THE PROBLEM:
Count every line of these entries that holds the word "value", and reply with the number only.

SUPPLIED INFORMATION:
##############################
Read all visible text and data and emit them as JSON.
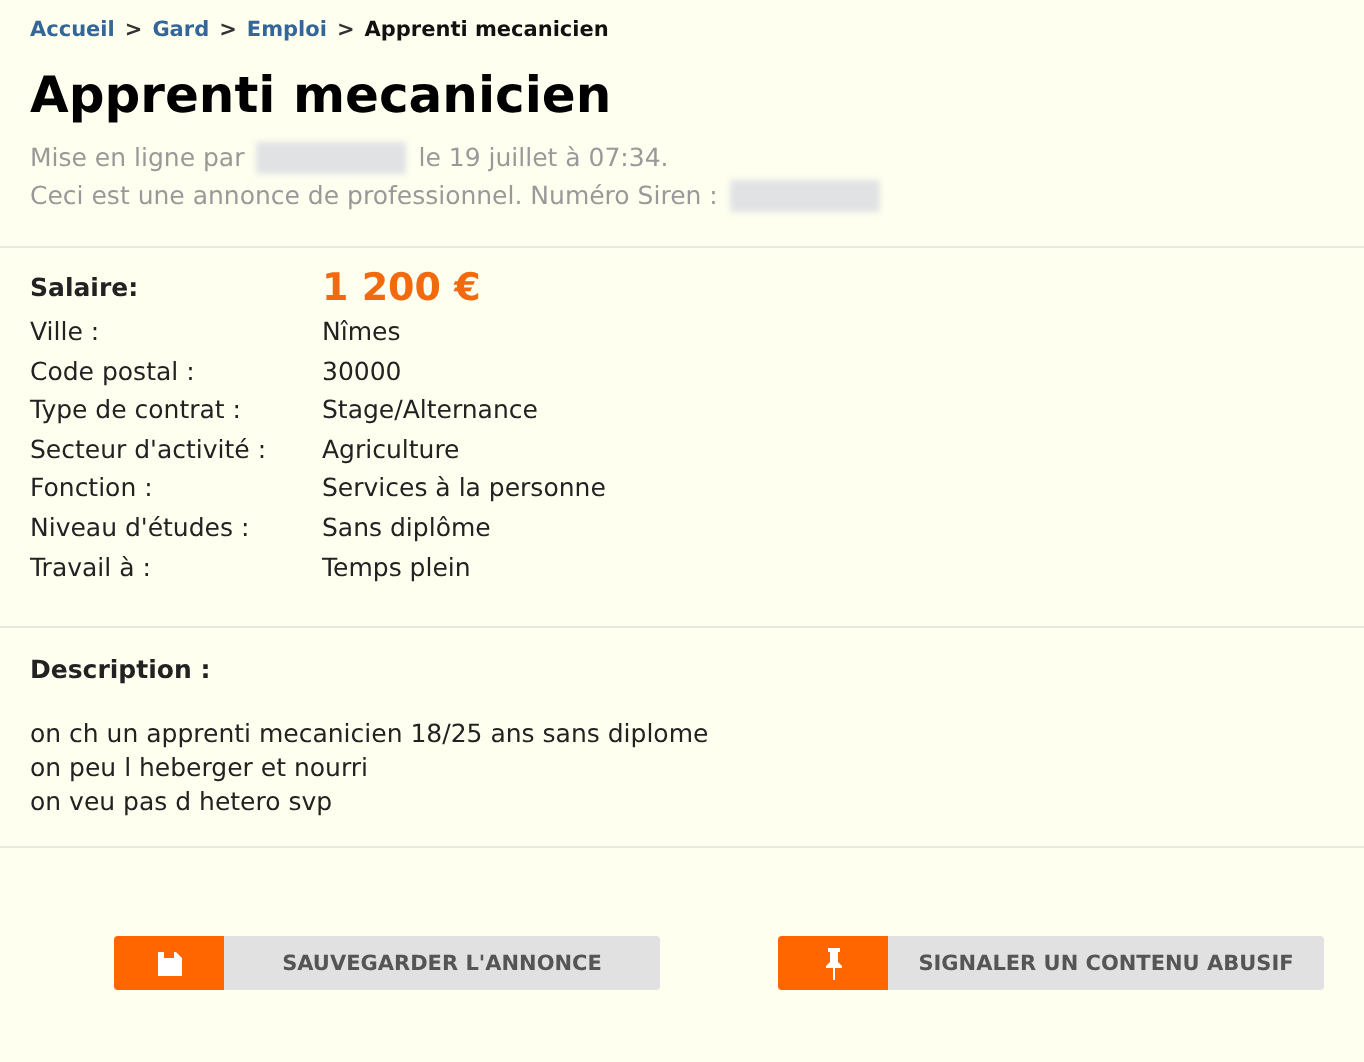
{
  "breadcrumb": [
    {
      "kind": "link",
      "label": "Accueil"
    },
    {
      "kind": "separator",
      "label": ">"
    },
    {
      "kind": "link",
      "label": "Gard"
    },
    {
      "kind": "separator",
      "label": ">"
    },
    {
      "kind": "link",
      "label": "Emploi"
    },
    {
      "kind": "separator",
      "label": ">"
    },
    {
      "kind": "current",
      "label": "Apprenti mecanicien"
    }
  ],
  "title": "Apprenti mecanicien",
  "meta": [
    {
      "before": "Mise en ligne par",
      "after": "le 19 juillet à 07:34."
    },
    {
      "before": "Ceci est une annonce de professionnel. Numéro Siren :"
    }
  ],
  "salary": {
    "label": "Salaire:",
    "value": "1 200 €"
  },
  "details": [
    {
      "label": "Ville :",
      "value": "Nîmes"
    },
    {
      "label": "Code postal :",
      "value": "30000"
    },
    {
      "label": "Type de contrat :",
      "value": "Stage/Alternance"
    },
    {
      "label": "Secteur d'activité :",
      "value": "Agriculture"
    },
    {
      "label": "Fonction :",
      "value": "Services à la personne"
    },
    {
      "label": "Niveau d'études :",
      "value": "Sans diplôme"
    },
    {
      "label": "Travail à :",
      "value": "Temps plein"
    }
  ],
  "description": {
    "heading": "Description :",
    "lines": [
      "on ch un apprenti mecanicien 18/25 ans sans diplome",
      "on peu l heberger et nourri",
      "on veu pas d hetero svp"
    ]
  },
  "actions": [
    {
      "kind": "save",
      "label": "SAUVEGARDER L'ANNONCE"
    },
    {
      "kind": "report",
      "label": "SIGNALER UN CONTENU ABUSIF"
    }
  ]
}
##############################
OUTPUT BELOW:
8